Wolf Carbon Solutions

Wolf Carbon Solutions is asking the Illinois Commerce Commission to reject two motions to dismiss its pipeline construction application.

Citizens Against Predatory Pipelines and Christine and Thomas Kost of Milan both argue the maps of the proposed pipeline route are inadequate. They say it's impossible for landowners to determine if their property will be impacted because the notification corridor is a mile wide, rather than a 200-foot wide project width requested in the company's application to the ICC.

Opponents also note the application doesn't show the proposed locations for 33 above-ground facilities associated with the pipeline.

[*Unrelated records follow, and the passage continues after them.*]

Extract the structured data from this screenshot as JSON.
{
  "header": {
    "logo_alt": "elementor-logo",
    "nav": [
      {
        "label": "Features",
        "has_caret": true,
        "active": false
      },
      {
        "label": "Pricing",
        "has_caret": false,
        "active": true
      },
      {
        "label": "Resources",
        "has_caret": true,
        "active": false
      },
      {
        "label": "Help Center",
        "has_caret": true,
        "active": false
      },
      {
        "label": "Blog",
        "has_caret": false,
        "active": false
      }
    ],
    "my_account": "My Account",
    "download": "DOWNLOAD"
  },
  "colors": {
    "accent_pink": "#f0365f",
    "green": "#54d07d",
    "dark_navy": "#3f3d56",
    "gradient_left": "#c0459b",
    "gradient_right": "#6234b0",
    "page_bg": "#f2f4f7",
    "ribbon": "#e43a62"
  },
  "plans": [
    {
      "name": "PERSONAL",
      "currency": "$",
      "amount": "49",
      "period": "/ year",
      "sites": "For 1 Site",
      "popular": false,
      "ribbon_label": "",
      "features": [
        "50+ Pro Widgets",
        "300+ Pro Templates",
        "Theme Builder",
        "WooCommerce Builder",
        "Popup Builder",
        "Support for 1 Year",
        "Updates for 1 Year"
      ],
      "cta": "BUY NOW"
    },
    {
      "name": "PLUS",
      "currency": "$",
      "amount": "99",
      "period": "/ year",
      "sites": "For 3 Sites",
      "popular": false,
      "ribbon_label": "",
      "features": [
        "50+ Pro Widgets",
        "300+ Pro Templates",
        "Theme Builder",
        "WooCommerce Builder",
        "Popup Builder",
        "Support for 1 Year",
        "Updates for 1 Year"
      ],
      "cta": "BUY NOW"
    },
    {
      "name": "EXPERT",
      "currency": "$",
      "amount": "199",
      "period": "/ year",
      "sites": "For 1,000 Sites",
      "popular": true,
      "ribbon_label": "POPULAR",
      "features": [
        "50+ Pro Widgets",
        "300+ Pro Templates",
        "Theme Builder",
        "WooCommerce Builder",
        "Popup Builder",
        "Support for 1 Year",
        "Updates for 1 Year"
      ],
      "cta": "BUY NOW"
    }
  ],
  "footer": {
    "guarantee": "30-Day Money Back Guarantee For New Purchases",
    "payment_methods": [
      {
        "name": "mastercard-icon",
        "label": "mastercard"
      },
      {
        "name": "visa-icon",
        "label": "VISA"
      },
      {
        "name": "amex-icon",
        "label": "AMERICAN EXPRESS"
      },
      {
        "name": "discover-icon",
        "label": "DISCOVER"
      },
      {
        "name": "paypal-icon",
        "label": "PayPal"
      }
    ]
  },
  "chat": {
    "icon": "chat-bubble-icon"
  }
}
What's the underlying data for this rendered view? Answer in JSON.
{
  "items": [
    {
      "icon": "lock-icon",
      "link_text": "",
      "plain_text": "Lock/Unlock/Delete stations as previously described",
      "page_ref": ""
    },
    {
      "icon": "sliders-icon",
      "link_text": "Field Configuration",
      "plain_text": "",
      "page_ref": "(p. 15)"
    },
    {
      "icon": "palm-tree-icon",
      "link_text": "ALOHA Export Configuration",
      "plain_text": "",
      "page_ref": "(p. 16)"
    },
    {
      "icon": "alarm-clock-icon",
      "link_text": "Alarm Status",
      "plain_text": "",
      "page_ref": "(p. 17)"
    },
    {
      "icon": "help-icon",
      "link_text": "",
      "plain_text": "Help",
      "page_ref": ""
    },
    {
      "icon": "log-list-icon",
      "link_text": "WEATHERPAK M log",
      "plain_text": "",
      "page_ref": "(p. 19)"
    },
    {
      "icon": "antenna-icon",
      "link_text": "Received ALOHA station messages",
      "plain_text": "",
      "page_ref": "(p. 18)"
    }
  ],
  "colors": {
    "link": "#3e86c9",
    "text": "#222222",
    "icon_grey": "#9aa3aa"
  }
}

But Wolf Carbon Solutions said it is following the law, and that the wider notification corridor provides the company with the flexibility to find a route. They said the final 200-foot wide project width will be contained within the notification corridor, adding the company also provides landowners with a map showing the pipeline's path through their property, upon request.

The proposed pipeline would run through several Illinois counties, including Peoria and Tazewell. It would transport liquefied carbon dioxide captured from ethanol plants in Cedar Rapids and Clinton, Iowa to a permanent underground sequestration site in Decatur.

Advocates contend the pipeline would reduce carbon emissions into the atmosphere and create thousands of jobs. Opponents are concerned about safety in the event of a pipeline rupture, the use of eminent domain to secure property, and the potential impacts on agricultural land.

The Illinois Commerce Commission is expected to make a decision on the construction application next May.

Meanwhile, the company behind the proposed Heartland Greenway carbon capture pipeline says it is canceling that project.

Navigator CO2 cited the "unpredictable nature" of the regulatory and governmental processes involved in getting approvals, particularly in South Dakota and Iowa.

The pipeline was to terminate at a permanent underground sequestration site in Christian and Montgomery counties in Illinois, and would have passed through 14 Illinois counties, including Fulton and Knox.

Tim is the News Director at WCBU Peoria Public Radio.